Russia, which could buy more than $7 billion worth of Belarussian assets as it helps Minsk tackle a currency crisis, expressed opposition Saturday to tougher European sanctions against Belarussian firms.
The EU has already imposed a travel ban against President Alexander Lukashenko and about 150 of his close political associates following his crackdown on political opponents after a disputed presidential election last December.
Foreign ministers of France, Germany and Poland said Friday that the EU planned further sanctions targeting Lukashenko and companies that finance his government. They mentioned no names, but large state-owned firms are the likely targets.
Foreign Minister Sergei Lavrov said that would be counterproductive.
"We believe such steps will not help in achieving the results we are talking about," Lavrov said Saturday at a televised news conference with his Polish and German counterparts in Kaliningrad.
"We are convinced that under any circumstances, involvement rather than isolation will facilitate market and democratic reforms" in Belarus, Lavrov said.
German Foreign Minister Guido Westerwelle said the EU did not want to isolate Belarus. "We want to punish those responsible for [opposition] prison verdicts.
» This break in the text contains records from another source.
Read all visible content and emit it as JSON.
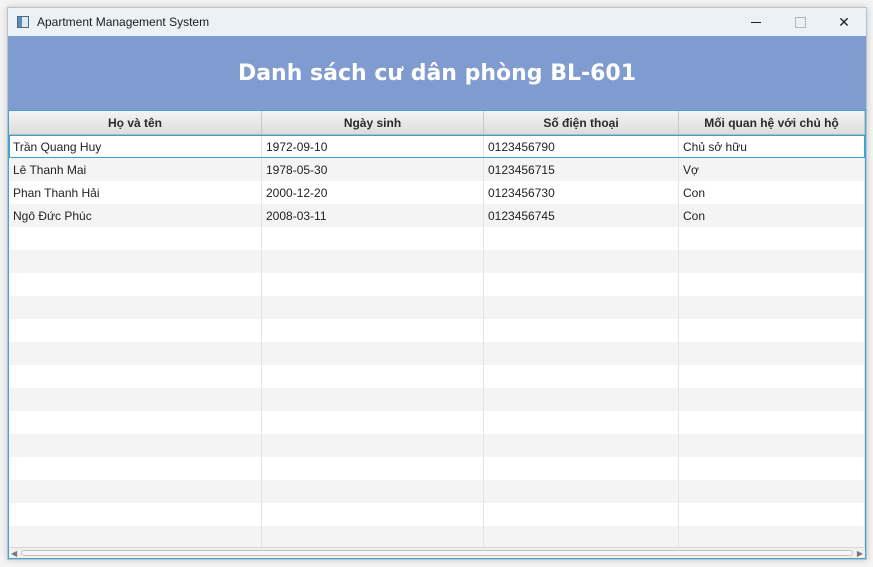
{
  "window": {
    "title": "Apartment Management System"
  },
  "controls": {
    "minimize": "—",
    "maximize": "",
    "close": "✕"
  },
  "banner": {
    "heading": "Danh sách cư dân phòng BL-601",
    "color": "#7f9bcf"
  },
  "table": {
    "headers": [
      "Họ và tên",
      "Ngày sinh",
      "Số điện thoại",
      "Mối quan hệ với chủ hộ"
    ],
    "rows": [
      [
        "Trần Quang Huy",
        "1972-09-10",
        "0123456790",
        "Chủ sở hữu"
      ],
      [
        "Lê Thanh Mai",
        "1978-05-30",
        "0123456715",
        "Vợ"
      ],
      [
        "Phan Thanh Hải",
        "2000-12-20",
        "0123456730",
        "Con"
      ],
      [
        "Ngô Đức Phúc",
        "2008-03-11",
        "0123456745",
        "Con"
      ]
    ],
    "selected_row": 0,
    "accent": "#44a6d0"
  }
}
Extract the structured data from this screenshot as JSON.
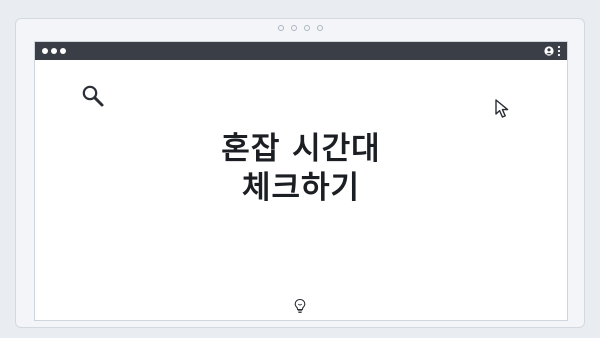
{
  "window": {
    "controls": [
      "dot",
      "dot",
      "dot"
    ],
    "right_icons": [
      "user-icon",
      "kebab-icon"
    ]
  },
  "content": {
    "title_line1": "혼잡 시간대",
    "title_line2": "체크하기",
    "icons": [
      "search-icon",
      "cursor-icon",
      "lightbulb-icon"
    ]
  },
  "colors": {
    "titlebar": "#3a3f47",
    "background": "#e9edf2",
    "text": "#1b1f24"
  }
}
We are talking about sanctions, not a boycott or embargo," he said.
Faced with a deepening currency crisis and Western criticism over the clampdown on opposition, Lukashenko has bowed to Russian pressure and tentatively agreed to sell some of the country's most valuable firms in exchange for financial support.
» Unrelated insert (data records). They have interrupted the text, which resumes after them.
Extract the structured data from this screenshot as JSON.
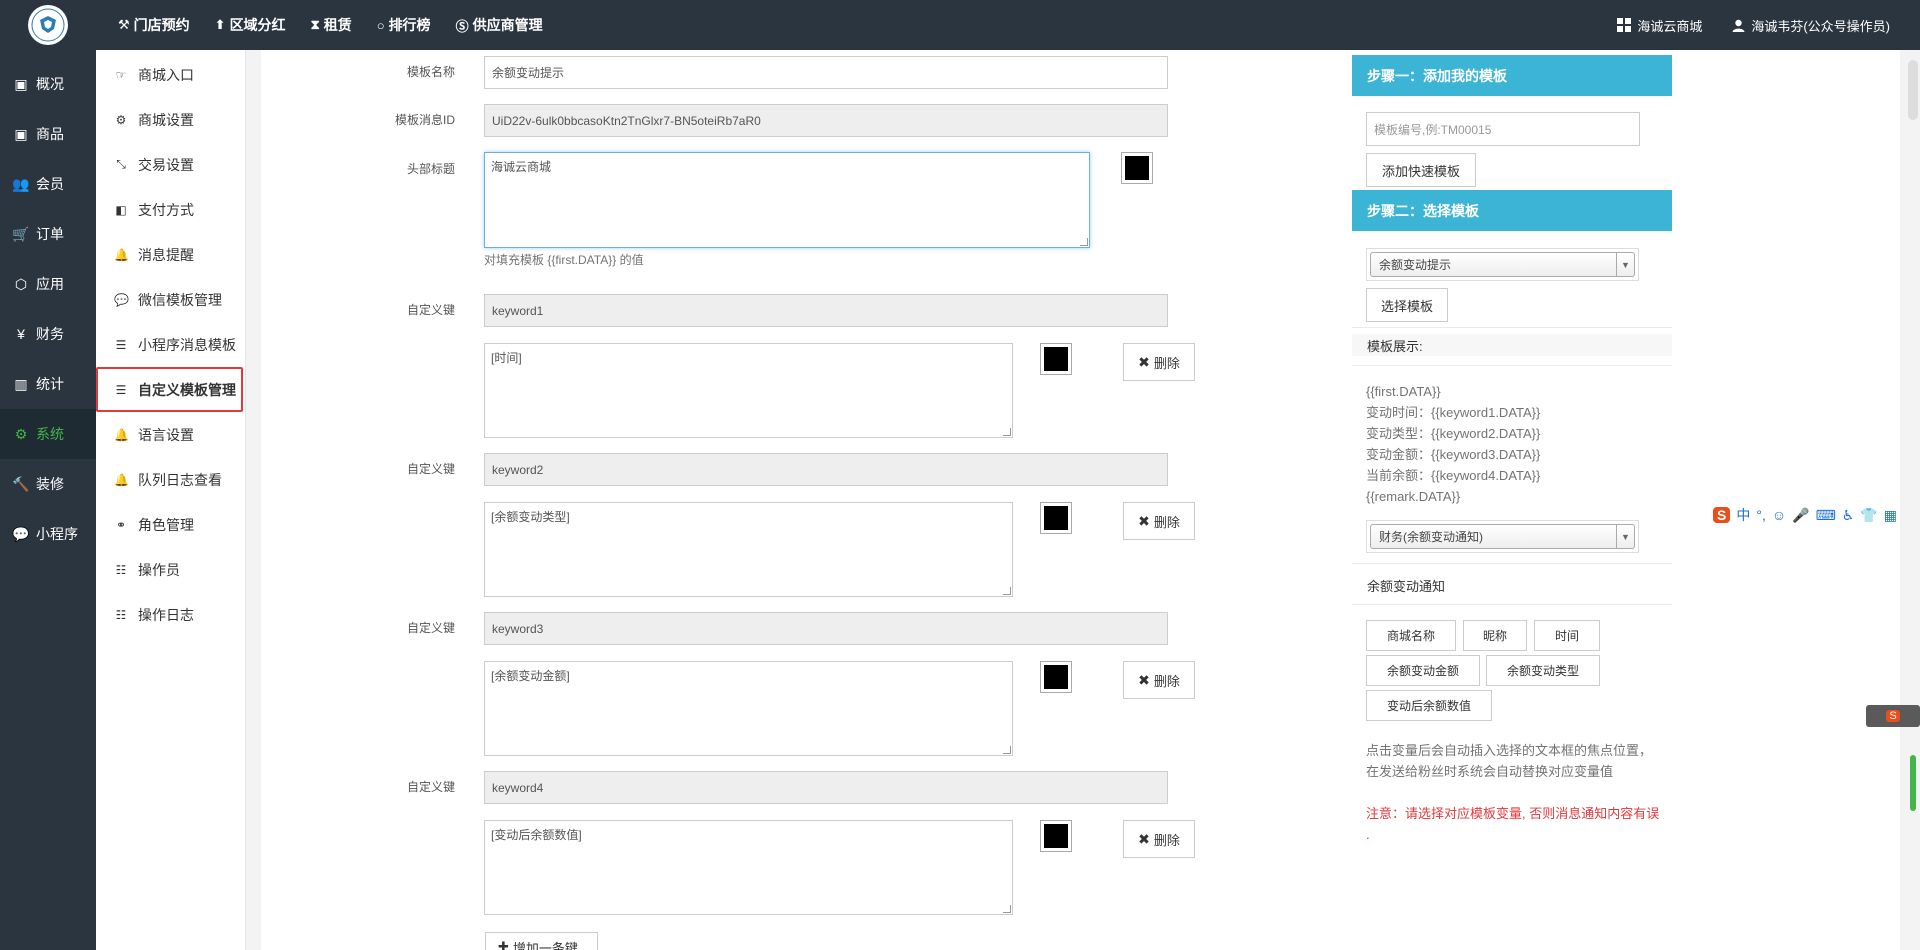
{
  "topbar": {
    "nav": [
      {
        "label": "门店预约",
        "icon": "hammer-icon",
        "glyph": "⚒"
      },
      {
        "label": "区域分红",
        "icon": "shovel-icon",
        "glyph": "⬆"
      },
      {
        "label": "租赁",
        "icon": "hourglass-icon",
        "glyph": "⧗"
      },
      {
        "label": "排行榜",
        "icon": "circle-icon",
        "glyph": "○"
      },
      {
        "label": "供应商管理",
        "icon": "skype-icon",
        "glyph": "Ⓢ"
      }
    ],
    "shop_label": "海诚云商城",
    "user_label": "海诚韦芬(公众号操作员)"
  },
  "sidebar": {
    "items": [
      {
        "label": "概况",
        "glyph": "▣"
      },
      {
        "label": "商品",
        "glyph": "▣"
      },
      {
        "label": "会员",
        "glyph": "👥"
      },
      {
        "label": "订单",
        "glyph": "🛒"
      },
      {
        "label": "应用",
        "glyph": "⬡"
      },
      {
        "label": "财务",
        "glyph": "¥"
      },
      {
        "label": "统计",
        "glyph": "▥"
      },
      {
        "label": "系统",
        "glyph": "⚙"
      },
      {
        "label": "装修",
        "glyph": "🔨"
      },
      {
        "label": "小程序",
        "glyph": "💬"
      }
    ]
  },
  "submenu": {
    "items": [
      {
        "label": "商城入口",
        "glyph": "☞"
      },
      {
        "label": "商城设置",
        "glyph": "⚙"
      },
      {
        "label": "交易设置",
        "glyph": "⤡"
      },
      {
        "label": "支付方式",
        "glyph": "◧"
      },
      {
        "label": "消息提醒",
        "glyph": "🔔"
      },
      {
        "label": "微信模板管理",
        "glyph": "💬"
      },
      {
        "label": "小程序消息模板",
        "glyph": "☰"
      },
      {
        "label": "自定义模板管理",
        "glyph": "☰"
      },
      {
        "label": "语言设置",
        "glyph": "🔔"
      },
      {
        "label": "队列日志查看",
        "glyph": "🔔"
      },
      {
        "label": "角色管理",
        "glyph": "⚭"
      },
      {
        "label": "操作员",
        "glyph": "☷"
      },
      {
        "label": "操作日志",
        "glyph": "☷"
      }
    ]
  },
  "form": {
    "template_name_label": "模板名称",
    "template_name_value": "余额变动提示",
    "template_id_label": "模板消息ID",
    "template_id_value": "UiD22v-6ulk0bbcasoKtn2TnGlxr7-BN5oteiRb7aR0",
    "header_title_label": "头部标题",
    "header_title_value": "海诚云商城",
    "header_help": "对填充模板 {{first.DATA}} 的值",
    "custom_key_label": "自定义键",
    "keys": [
      {
        "key": "keyword1",
        "value": "[时间]"
      },
      {
        "key": "keyword2",
        "value": "[余额变动类型]"
      },
      {
        "key": "keyword3",
        "value": "[余额变动金额]"
      },
      {
        "key": "keyword4",
        "value": "[变动后余额数值]"
      }
    ],
    "delete_label": "删除",
    "add_key_label": "增加一条键"
  },
  "right_panel": {
    "step1_title": "步骤一：添加我的模板",
    "template_no_placeholder": "模板编号,例:TM00015",
    "add_quick_template": "添加快速模板",
    "step2_title": "步骤二：选择模板",
    "selected_template": "余额变动提示",
    "select_template_btn": "选择模板",
    "template_preview_label": "模板展示:",
    "template_lines": [
      "{{first.DATA}}",
      "变动时间：{{keyword1.DATA}}",
      "变动类型：{{keyword2.DATA}}",
      "变动金额：{{keyword3.DATA}}",
      "当前余额：{{keyword4.DATA}}",
      "{{remark.DATA}}"
    ],
    "selected_notify": "财务(余额变动通知)",
    "notify_title": "余额变动通知",
    "variables": [
      "商城名称",
      "昵称",
      "时间",
      "余额变动金额",
      "余额变动类型",
      "变动后余额数值"
    ],
    "tip": "点击变量后会自动插入选择的文本框的焦点位置，在发送给粉丝时系统会自动替换对应变量值",
    "warning": "注意：请选择对应模板变量, 否则消息通知内容有误 ."
  },
  "ime": {
    "logo": "S",
    "mode": "中",
    "punct": "°,",
    "mini_logo": "S"
  }
}
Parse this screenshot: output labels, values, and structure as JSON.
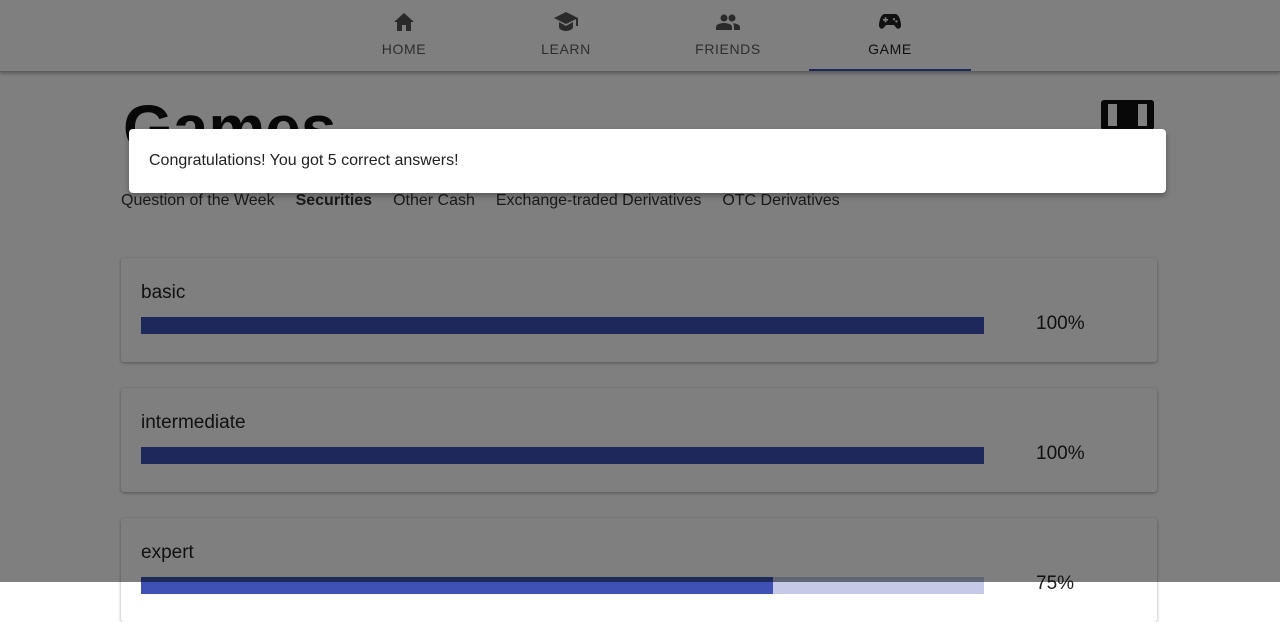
{
  "nav": {
    "items": [
      {
        "label": "HOME",
        "icon": "home-icon"
      },
      {
        "label": "LEARN",
        "icon": "graduation-cap-icon"
      },
      {
        "label": "FRIENDS",
        "icon": "people-icon"
      },
      {
        "label": "GAME",
        "icon": "gamepad-icon"
      }
    ],
    "active": "GAME"
  },
  "page": {
    "title": "Games",
    "tabs": [
      "Question of the Week",
      "Securities",
      "Other Cash",
      "Exchange-traded Derivatives",
      "OTC Derivatives"
    ],
    "active_tab": "Securities"
  },
  "levels": [
    {
      "name": "basic",
      "progress": 1.0,
      "percent_label": "100%"
    },
    {
      "name": "intermediate",
      "progress": 1.0,
      "percent_label": "100%"
    },
    {
      "name": "expert",
      "progress": 0.75,
      "percent_label": "75%"
    }
  ],
  "snackbar": {
    "message": "Congratulations! You got 5 correct answers!"
  },
  "colors": {
    "accent": "#3f51b5",
    "track": "#c5cae9",
    "overlay": "rgba(0,0,0,0.5)"
  }
}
Finance Minister Alexei Kudrin said Thursday that Belarus could raise at least $7.5 billion from privatization in the next two to three years to supplement a proposed $3.5 billion bailout loan backed by Moscow.
Belarussian Prime Minister Mikhail Myasnikovich said late Friday that Minsk could sell its stake in the country's gas pipeline network to Russia for $2.5 billion and to unify the countries' ruble exchange rates once it received a bailout loan from Moscow, state news agency Belta reported.
The deal would give Gazprom complete control over Belarus' pipeline network, which tranships Russian gas to Europe.
Gazprom paid the same sum for the 50 percent stake in Beltransgaz that it acquired through a series of purchases between 2007 and 2010.
Russia is also eyeing Belarus' oil refineries, its main mobile phone provider and its potash production complex. Some of these firms may become targets of EU sanctions, which is likely to affect their value.
French Foreign Minister Alain Juppe said Friday that EU foreign ministers would consider further sanctions at a meeting in Brussels on Monday.
Also Friday, a Minsk court handed down unexpectedly light sentences on two men who ran against Lukashenko in the election.